→ **Supplied entries**:
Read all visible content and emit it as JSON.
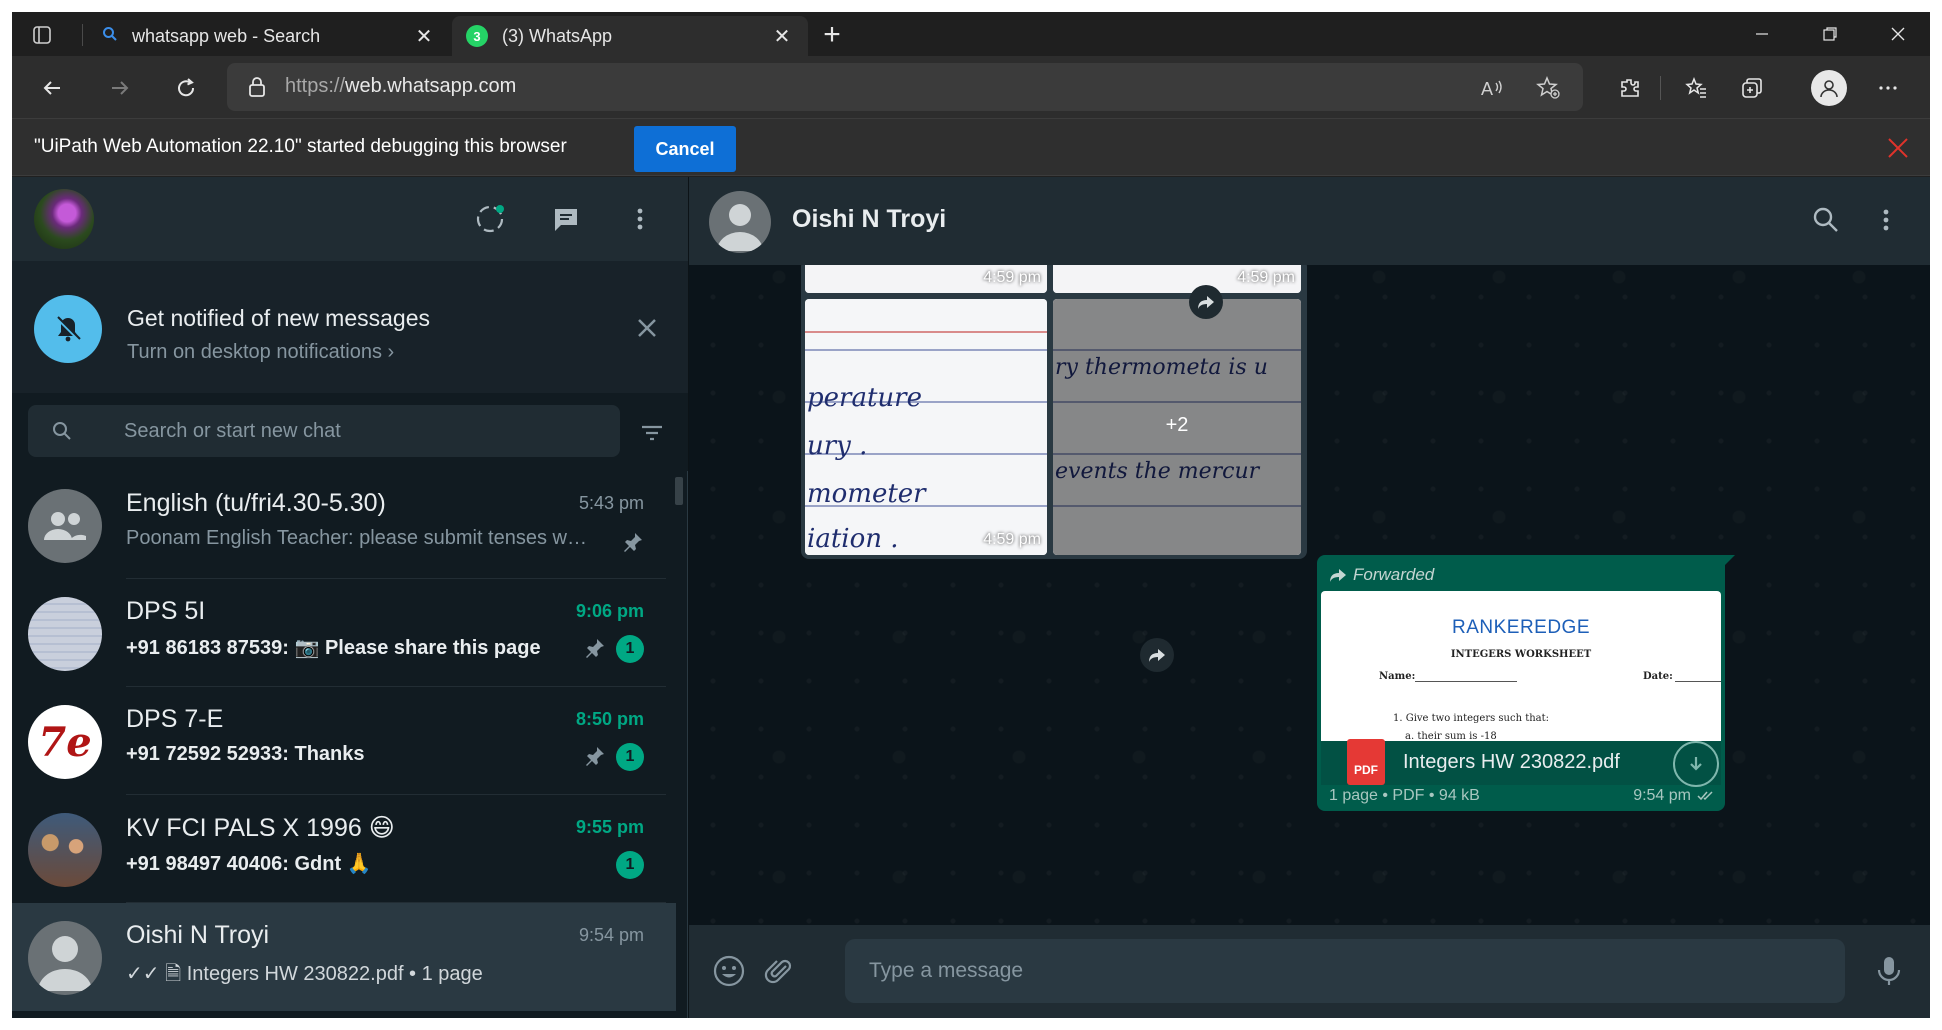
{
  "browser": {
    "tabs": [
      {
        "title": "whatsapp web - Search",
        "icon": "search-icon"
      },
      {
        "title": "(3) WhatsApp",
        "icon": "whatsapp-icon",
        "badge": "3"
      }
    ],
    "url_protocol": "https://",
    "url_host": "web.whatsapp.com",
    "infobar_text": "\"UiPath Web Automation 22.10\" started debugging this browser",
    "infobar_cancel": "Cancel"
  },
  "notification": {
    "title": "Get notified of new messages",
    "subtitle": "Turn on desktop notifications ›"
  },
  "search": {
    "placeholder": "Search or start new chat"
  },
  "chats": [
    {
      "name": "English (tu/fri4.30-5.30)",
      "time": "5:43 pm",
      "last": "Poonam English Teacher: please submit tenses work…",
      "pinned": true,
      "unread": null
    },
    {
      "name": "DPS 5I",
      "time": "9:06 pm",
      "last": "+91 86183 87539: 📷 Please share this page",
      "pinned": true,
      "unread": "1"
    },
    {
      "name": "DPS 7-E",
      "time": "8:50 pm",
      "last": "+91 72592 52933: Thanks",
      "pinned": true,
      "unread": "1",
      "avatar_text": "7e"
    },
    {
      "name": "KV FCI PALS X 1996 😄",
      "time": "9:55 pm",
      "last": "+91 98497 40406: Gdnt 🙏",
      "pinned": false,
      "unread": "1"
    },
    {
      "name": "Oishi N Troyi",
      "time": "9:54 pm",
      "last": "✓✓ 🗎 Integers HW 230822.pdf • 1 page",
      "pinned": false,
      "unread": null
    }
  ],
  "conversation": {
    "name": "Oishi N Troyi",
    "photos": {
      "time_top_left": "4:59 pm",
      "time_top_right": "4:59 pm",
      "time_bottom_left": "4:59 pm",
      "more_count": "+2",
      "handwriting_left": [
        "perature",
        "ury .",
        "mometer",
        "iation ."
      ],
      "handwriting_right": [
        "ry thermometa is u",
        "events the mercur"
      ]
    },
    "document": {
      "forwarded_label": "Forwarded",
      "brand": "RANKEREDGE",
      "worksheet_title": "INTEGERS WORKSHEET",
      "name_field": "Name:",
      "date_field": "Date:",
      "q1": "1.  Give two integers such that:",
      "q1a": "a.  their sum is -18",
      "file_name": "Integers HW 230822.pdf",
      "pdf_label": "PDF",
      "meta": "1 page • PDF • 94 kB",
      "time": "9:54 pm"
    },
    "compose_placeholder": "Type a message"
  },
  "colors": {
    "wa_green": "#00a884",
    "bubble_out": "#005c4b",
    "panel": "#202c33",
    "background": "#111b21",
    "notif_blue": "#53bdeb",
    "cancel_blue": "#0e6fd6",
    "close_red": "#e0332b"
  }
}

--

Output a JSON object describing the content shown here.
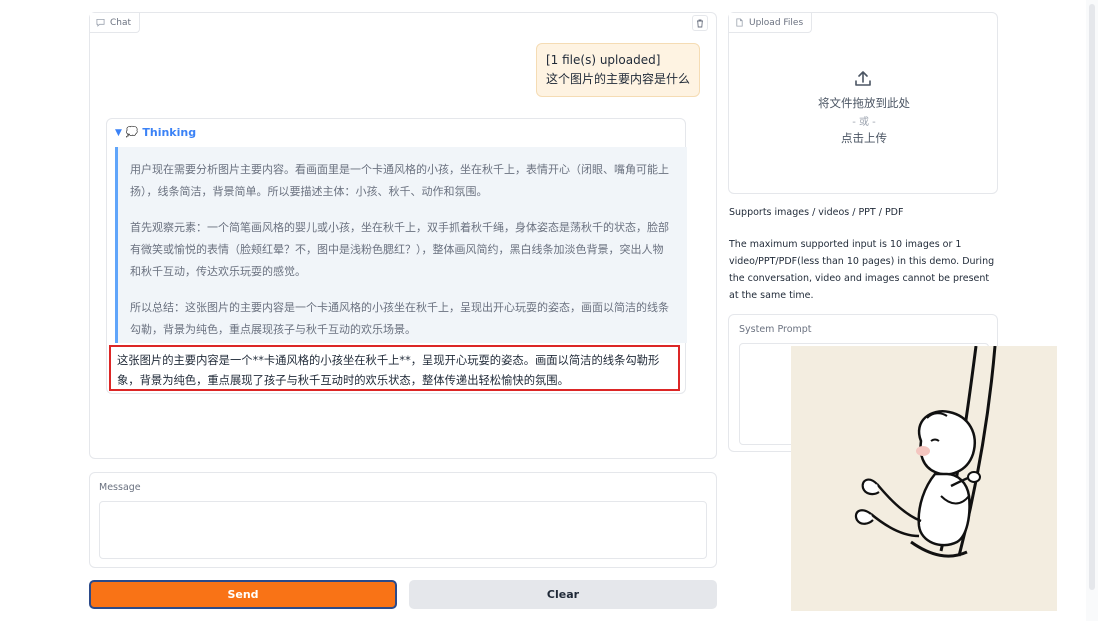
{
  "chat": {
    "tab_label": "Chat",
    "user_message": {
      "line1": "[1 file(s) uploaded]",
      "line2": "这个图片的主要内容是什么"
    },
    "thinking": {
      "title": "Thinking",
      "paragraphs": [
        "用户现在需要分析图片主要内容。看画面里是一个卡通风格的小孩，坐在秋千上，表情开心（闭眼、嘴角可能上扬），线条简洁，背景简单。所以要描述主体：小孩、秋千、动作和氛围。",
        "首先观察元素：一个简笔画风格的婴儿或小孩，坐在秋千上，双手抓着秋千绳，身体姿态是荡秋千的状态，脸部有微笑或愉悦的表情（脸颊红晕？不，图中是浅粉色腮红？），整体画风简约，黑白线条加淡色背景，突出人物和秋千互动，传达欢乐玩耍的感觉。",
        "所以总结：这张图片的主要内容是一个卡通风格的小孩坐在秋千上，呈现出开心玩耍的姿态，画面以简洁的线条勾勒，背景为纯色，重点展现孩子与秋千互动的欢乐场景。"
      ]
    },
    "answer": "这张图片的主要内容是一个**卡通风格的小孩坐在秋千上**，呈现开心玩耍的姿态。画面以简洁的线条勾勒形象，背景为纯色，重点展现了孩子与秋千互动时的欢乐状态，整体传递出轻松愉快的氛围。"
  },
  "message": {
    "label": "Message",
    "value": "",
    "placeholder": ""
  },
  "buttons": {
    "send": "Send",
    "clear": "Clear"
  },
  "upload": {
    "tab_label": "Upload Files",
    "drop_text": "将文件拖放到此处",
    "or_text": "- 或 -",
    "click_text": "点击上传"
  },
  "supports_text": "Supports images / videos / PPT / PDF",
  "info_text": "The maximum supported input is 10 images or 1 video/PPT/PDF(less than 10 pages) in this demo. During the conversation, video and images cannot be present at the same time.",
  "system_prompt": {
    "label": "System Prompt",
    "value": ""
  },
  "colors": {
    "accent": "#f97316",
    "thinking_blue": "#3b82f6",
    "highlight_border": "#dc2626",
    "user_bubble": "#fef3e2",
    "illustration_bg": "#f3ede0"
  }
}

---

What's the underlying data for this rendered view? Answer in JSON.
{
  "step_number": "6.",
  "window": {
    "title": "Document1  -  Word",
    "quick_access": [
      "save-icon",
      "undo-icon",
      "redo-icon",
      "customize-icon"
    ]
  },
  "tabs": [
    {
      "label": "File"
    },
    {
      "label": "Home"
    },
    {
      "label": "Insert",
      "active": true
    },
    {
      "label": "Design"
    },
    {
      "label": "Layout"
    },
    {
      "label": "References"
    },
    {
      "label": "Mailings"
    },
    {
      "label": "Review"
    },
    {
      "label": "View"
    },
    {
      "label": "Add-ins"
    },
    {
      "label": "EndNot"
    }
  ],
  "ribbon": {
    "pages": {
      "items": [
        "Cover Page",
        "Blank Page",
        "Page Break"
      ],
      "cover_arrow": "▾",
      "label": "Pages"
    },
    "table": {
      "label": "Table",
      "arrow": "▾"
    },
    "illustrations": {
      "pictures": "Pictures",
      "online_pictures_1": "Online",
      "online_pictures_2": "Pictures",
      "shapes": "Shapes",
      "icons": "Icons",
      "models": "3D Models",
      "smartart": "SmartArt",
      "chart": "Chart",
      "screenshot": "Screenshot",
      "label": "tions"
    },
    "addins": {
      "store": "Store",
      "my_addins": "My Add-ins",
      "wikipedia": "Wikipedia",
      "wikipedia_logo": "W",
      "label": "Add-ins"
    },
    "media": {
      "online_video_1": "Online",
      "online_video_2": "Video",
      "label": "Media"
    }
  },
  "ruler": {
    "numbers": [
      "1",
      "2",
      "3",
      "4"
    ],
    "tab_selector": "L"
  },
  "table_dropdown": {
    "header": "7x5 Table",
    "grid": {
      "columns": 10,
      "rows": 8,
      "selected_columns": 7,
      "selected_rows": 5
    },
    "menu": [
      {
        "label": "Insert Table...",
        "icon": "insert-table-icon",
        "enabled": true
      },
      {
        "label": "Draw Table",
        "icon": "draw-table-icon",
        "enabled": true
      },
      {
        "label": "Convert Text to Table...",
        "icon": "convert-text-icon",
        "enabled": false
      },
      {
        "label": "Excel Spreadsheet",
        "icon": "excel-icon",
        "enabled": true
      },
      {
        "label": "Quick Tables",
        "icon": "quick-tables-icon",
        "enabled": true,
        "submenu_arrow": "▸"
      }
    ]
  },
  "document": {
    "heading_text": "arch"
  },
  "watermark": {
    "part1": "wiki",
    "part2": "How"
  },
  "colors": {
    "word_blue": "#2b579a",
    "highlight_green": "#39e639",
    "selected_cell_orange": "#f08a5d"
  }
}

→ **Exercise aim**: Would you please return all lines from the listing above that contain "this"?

→ **Answer below**:
    "infobar_text": "\"UiPath Web Automation 22.10\" started debugging this browser",
      "last": "+91 86183 87539: 📷 Please share this page",
  "info_text": "The maximum supported input is 10 images or 1 video/PPT/PDF(less than 10 pages) in this demo. During the conversation, video and images cannot be present at the same time.",
What's the underlying data for this rendered view? Answer in JSON.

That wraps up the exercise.